Ktor 2.1.3 Help

Type-safe requests

Ktor provides the Resources plugin that allows you to implement type-safe requests. To accomplish this, you need to create a class that describes resources available on a server and then annotate this class using the @Resource keyword. Such classes should also have the @Serializable annotation provided by the kotlinx.serialization library.

Add dependencies

Add kotlinx.serialization

Given that resource classes should have the @Serializable annotation, you need to add the Kotlin serialization plugin as described in the Setup section.

Add Resources dependencies

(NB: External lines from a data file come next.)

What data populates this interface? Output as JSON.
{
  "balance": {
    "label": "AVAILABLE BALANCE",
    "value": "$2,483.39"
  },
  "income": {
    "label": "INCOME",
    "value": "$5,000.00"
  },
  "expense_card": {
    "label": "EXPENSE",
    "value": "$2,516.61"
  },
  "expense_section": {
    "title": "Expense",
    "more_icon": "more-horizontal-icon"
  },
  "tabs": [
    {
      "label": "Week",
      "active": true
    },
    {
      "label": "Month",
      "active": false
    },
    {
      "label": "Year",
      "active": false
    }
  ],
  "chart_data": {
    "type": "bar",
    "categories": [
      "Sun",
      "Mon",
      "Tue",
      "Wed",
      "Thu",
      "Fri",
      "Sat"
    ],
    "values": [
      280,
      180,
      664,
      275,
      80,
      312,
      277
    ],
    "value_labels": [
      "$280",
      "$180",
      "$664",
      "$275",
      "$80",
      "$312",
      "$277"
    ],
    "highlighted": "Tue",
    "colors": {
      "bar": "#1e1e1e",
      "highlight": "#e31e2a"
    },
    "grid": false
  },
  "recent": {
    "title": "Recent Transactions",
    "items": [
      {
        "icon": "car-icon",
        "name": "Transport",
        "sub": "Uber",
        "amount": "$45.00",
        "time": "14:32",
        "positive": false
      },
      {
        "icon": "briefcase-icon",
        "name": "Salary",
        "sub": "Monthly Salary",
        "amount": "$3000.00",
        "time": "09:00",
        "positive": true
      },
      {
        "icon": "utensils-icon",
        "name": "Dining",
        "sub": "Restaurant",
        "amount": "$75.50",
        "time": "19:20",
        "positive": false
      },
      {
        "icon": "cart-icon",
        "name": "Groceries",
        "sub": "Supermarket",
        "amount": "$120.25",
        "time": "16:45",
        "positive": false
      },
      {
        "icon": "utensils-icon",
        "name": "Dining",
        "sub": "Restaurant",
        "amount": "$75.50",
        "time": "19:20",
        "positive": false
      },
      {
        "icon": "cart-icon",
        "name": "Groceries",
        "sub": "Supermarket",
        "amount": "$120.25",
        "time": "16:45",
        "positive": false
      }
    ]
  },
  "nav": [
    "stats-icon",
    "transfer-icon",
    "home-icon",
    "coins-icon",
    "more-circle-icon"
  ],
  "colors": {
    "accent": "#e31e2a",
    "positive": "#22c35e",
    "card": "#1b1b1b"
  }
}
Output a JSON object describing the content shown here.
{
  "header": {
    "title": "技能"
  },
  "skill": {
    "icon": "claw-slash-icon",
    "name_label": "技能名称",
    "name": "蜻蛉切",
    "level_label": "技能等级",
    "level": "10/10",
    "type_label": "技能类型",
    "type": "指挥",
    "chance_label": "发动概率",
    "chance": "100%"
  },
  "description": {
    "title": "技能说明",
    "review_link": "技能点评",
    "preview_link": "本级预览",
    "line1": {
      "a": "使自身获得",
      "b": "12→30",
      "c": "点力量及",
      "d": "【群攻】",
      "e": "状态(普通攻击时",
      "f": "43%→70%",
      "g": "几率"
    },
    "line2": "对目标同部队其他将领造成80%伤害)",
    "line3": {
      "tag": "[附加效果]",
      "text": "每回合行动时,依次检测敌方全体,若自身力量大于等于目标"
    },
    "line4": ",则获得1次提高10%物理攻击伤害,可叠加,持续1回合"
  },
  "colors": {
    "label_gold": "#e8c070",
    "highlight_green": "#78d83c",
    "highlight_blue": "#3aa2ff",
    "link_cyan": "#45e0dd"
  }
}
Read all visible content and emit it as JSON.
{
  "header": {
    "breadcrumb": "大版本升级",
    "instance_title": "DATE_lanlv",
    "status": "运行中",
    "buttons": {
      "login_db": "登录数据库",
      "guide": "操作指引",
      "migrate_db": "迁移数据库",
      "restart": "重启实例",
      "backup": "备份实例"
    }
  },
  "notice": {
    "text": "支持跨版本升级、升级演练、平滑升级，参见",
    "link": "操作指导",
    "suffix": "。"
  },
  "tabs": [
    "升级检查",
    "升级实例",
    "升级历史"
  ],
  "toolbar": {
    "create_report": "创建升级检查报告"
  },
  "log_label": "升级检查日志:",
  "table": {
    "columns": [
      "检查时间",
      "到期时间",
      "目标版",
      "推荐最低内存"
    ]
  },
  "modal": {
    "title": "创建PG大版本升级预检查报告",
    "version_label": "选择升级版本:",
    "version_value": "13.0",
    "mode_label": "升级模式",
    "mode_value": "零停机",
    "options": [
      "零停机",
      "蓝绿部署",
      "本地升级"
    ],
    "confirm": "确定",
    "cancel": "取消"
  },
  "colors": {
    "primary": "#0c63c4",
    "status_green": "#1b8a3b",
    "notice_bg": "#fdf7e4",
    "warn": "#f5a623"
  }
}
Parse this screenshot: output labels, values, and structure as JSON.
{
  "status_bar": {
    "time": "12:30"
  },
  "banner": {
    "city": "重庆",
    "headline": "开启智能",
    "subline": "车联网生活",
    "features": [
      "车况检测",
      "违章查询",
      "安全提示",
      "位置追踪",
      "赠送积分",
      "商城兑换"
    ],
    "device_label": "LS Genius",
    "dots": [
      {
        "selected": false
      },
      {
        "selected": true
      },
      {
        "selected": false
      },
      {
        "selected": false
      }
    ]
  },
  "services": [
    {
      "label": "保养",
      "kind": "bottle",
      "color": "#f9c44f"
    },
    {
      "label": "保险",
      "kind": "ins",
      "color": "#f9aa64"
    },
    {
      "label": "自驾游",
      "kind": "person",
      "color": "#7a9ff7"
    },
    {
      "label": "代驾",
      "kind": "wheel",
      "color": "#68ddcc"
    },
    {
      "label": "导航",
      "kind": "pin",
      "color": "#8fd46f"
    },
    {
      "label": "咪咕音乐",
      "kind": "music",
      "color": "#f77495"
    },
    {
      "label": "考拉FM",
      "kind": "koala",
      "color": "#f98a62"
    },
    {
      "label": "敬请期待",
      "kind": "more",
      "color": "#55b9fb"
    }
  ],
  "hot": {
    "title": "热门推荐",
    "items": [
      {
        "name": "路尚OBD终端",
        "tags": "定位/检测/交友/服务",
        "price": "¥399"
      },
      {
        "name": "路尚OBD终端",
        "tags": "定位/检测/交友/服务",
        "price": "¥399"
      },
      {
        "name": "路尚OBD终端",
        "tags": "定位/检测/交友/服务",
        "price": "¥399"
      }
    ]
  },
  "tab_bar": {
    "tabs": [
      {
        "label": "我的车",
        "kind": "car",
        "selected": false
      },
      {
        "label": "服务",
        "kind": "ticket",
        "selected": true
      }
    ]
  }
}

To use Resources, you need to include the ktor-client-resources artifact in the build script:

implementation("io.ktor:ktor-client-resources:$ktor_version")
implementation "io.ktor:ktor-client-resources:$ktor_version"
<dependency> <groupId>io.ktor</groupId> <artifactId>ktor-client-resources-jvm</artifactId> <version>${ktor_version}</version> </dependency>

You can learn more about artifacts required by the Ktor client from Adding client dependencies.

Install Resources

To install Resources, pass it to the install function inside a client configuration block:

import io.ktor.client.* import io.ktor.client.engine.cio.* import io.ktor.client.plugins.resources.* //... val client = HttpClient(CIO) { install(Resources) }

Create resource classes

Each resource class should have the following annotations:

Below we'll take a look at several examples of resource classes - defining a single path segment, query and path parameters, and so on.

Resource URL

The example below shows how to define the Articles class that specifies a resource responding on the /articles path.

import io.ktor.resources.* @Serializable @Resource("/articles") class Articles()

Resources with a query parameter

The Articles class below has the sort string property that acts as a query parameter and allows you to define a resource responding on the following path with the sort query parameter: /articles?sort=new.

@Serializable @Resource("/articles") class Articles(val sort: String? = "new")

Note that properties can be primitives or types annotated with the @Serializable annotation.

Resources with nested classes

You can nest classes to create resources that contain several path segments. Note that in this case nested classes should have a property with an outer class type. The example below shows a resource responding on the /articles/new path.

@Serializable @Resource("/articles") class Articles() { @Serializable @Resource("new") class New(val parent: Articles = Articles()) }

Resources with a path parameter

The example below demonstrates how to add the nested {id} integer path parameter that matches a path segment and captures it as a parameter named id.

@Serializable @Resource("/articles") class Articles() { @Serializable @Resource("{id}") class Id(val parent: Articles = Articles(), val id: Long) }

As an example, this resource can be used to respond on /articles/12.

Example: A resource for CRUD operations

Let's summarize the examples above and create the Articles resource for CRUD operations.

@Serializable @Resource("/articles") class Articles() { @Serializable @Resource("new") class New(val parent: Articles = Articles()) @Serializable @Resource("{id}") class Id(val parent: Articles = Articles(), val id: Long) { @Serializable @Resource("edit") class Edit(val parent: Id) } }

This resource can be used to list all articles, post a new article, edit it, and so on. We'll see how to make type-safe requests to this resource in the next section.

Make type-safe requests

To make a request to a typed resource, you need to pass a resource class instance to a request function (request, get, post, put, and so on). For example, the sample below shows how to make a request to the /articles path.

@Serializable @Resource("/articles") class Articles() fun main() { runBlocking { val client = HttpClient(CIO) { install(Resources) // ... } val getAllArticles = client.get(Articles()) } }

The example below shows how to make typed requests to the Articles resource created in Example: A resource for CRUD operations.

fun main() { runBlocking { val client = HttpClient(CIO) { install(Resources) defaultRequest { host = "0.0.0.0" port = 8080 url { protocol = URLProtocol.HTTP } } } val getAllArticles = client.get(Articles()) val newArticle = client.get(Articles.New()) val postArticle = client.post(Articles()) { setBody("Article content") } val getArticle = client.get(Articles.Id(id = 12)) val editArticlePage = client.get(Articles.Id.Edit(Articles.Id(id = 12))) val putArticle = client.put(Articles.Id(id = 12)) { setBody("New article content") } val deleteArticle = client.delete(Articles.Id(id = 12)) }

The defaultRequest function is used to specify a default URL for all requests.

Last modified: 16 September 2022